Problem requirements: Pick out all lines of the entries that include the word "modified" and copy them.

(Records from a collection)

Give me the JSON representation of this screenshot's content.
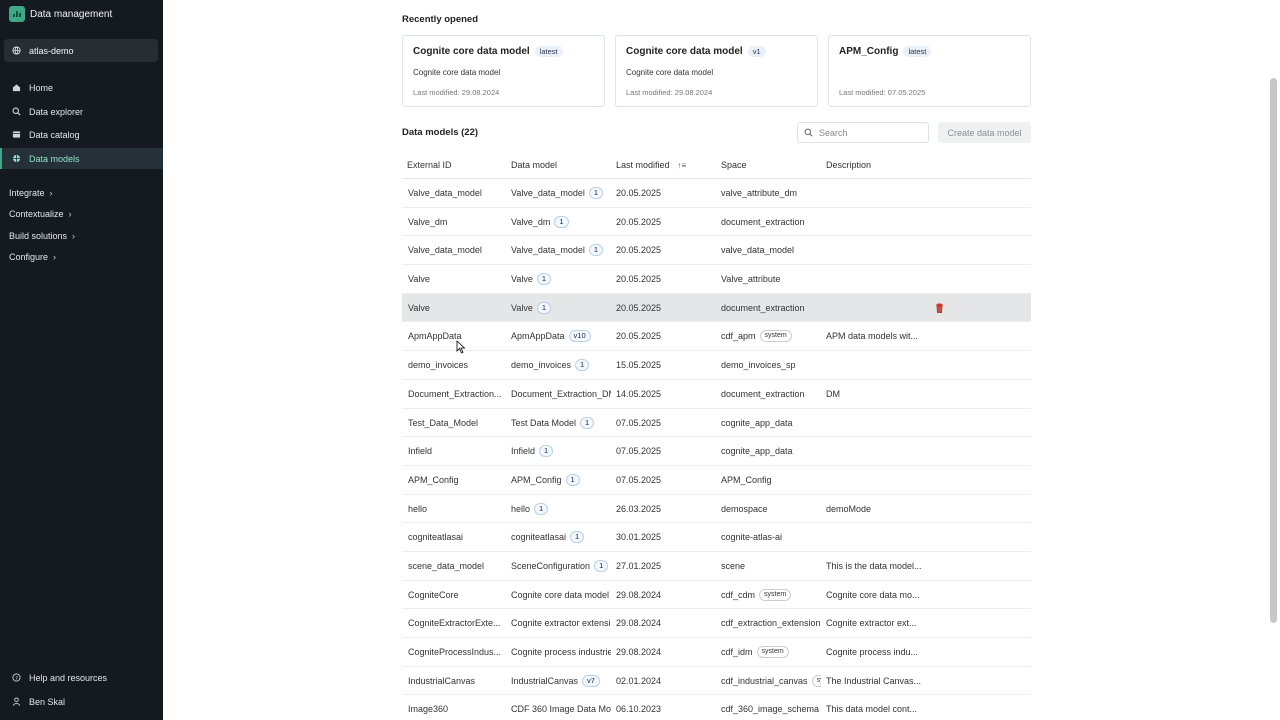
{
  "app": {
    "title": "Data management"
  },
  "sidebar": {
    "project": "atlas-demo",
    "nav": [
      {
        "label": "Home",
        "icon": "home-icon"
      },
      {
        "label": "Data explorer",
        "icon": "search-icon"
      },
      {
        "label": "Data catalog",
        "icon": "catalog-icon"
      },
      {
        "label": "Data models",
        "icon": "data-models-icon",
        "active": true
      }
    ],
    "sections": [
      "Integrate",
      "Contextualize",
      "Build solutions",
      "Configure"
    ],
    "footer": {
      "help": "Help and resources",
      "user": "Ben Skal"
    }
  },
  "recent": {
    "title": "Recently opened",
    "cards": [
      {
        "title": "Cognite core data model",
        "badge": "latest",
        "subtitle": "Cognite core data model",
        "date": "Last modified: 29.08.2024"
      },
      {
        "title": "Cognite core data model",
        "badge": "v1",
        "subtitle": "Cognite core data model",
        "date": "Last modified: 29.08.2024"
      },
      {
        "title": "APM_Config",
        "badge": "latest",
        "subtitle": "",
        "date": "Last modified: 07.05.2025"
      }
    ]
  },
  "models": {
    "title": "Data models (22)",
    "search_placeholder": "Search",
    "create_label": "Create data model",
    "columns": [
      "External ID",
      "Data model",
      "Last modified",
      "Space",
      "Description"
    ],
    "rows": [
      {
        "ext": "Valve_data_model",
        "dm": "Valve_data_model",
        "ver": "1",
        "mod": "20.05.2025",
        "space": "valve_attribute_dm",
        "sys": "",
        "desc": ""
      },
      {
        "ext": "Valve_dm",
        "dm": "Valve_dm",
        "ver": "1",
        "mod": "20.05.2025",
        "space": "document_extraction",
        "sys": "",
        "desc": ""
      },
      {
        "ext": "Valve_data_model",
        "dm": "Valve_data_model",
        "ver": "1",
        "mod": "20.05.2025",
        "space": "valve_data_model",
        "sys": "",
        "desc": ""
      },
      {
        "ext": "Valve",
        "dm": "Valve",
        "ver": "1",
        "mod": "20.05.2025",
        "space": "Valve_attribute",
        "sys": "",
        "desc": ""
      },
      {
        "ext": "Valve",
        "dm": "Valve",
        "ver": "1",
        "mod": "20.05.2025",
        "space": "document_extraction",
        "sys": "",
        "desc": "",
        "hover": true
      },
      {
        "ext": "ApmAppData",
        "dm": "ApmAppData",
        "ver": "v10",
        "mod": "20.05.2025",
        "space": "cdf_apm",
        "sys": "system",
        "desc": "APM data models wit..."
      },
      {
        "ext": "demo_invoices",
        "dm": "demo_invoices",
        "ver": "1",
        "mod": "15.05.2025",
        "space": "demo_invoices_sp",
        "sys": "",
        "desc": ""
      },
      {
        "ext": "Document_Extraction...",
        "dm": "Document_Extraction_DM",
        "ver": "",
        "mod": "14.05.2025",
        "space": "document_extraction",
        "sys": "",
        "desc": "DM"
      },
      {
        "ext": "Test_Data_Model",
        "dm": "Test Data Model",
        "ver": "1",
        "mod": "07.05.2025",
        "space": "cognite_app_data",
        "sys": "",
        "desc": ""
      },
      {
        "ext": "Infield",
        "dm": "Infield",
        "ver": "1",
        "mod": "07.05.2025",
        "space": "cognite_app_data",
        "sys": "",
        "desc": ""
      },
      {
        "ext": "APM_Config",
        "dm": "APM_Config",
        "ver": "1",
        "mod": "07.05.2025",
        "space": "APM_Config",
        "sys": "",
        "desc": ""
      },
      {
        "ext": "hello",
        "dm": "hello",
        "ver": "1",
        "mod": "26.03.2025",
        "space": "demospace",
        "sys": "",
        "desc": "demoMode"
      },
      {
        "ext": "cogniteatlasai",
        "dm": "cogniteatlasai",
        "ver": "1",
        "mod": "30.01.2025",
        "space": "cognite-atlas-ai",
        "sys": "",
        "desc": ""
      },
      {
        "ext": "scene_data_model",
        "dm": "SceneConfiguration",
        "ver": "1",
        "mod": "27.01.2025",
        "space": "scene",
        "sys": "",
        "desc": "This is the data model..."
      },
      {
        "ext": "CogniteCore",
        "dm": "Cognite core data model",
        "ver": "",
        "mod": "29.08.2024",
        "space": "cdf_cdm",
        "sys": "system",
        "desc": "Cognite core data mo..."
      },
      {
        "ext": "CogniteExtractorExte...",
        "dm": "Cognite extractor extensi",
        "ver": "",
        "mod": "29.08.2024",
        "space": "cdf_extraction_extension",
        "sys": "",
        "desc": "Cognite extractor ext..."
      },
      {
        "ext": "CogniteProcessIndus...",
        "dm": "Cognite process industrie",
        "ver": "",
        "mod": "29.08.2024",
        "space": "cdf_idm",
        "sys": "system",
        "desc": "Cognite process indu..."
      },
      {
        "ext": "IndustrialCanvas",
        "dm": "IndustrialCanvas",
        "ver": "v7",
        "mod": "02.01.2024",
        "space": "cdf_industrial_canvas",
        "sys": "sy",
        "desc": "The Industrial Canvas..."
      },
      {
        "ext": "Image360",
        "dm": "CDF 360 Image Data Mo",
        "ver": "",
        "mod": "06.10.2023",
        "space": "cdf_360_image_schema",
        "sys": "",
        "desc": "This data model cont..."
      }
    ]
  },
  "colors": {
    "sidebar_bg": "#141a1f",
    "accent": "#3fa886",
    "danger": "#c0392b"
  }
}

Answer to the problem:
        "date": "Last modified: 29.08.2024"
        "date": "Last modified: 29.08.2024"
        "date": "Last modified: 07.05.2025"
      "Last modified",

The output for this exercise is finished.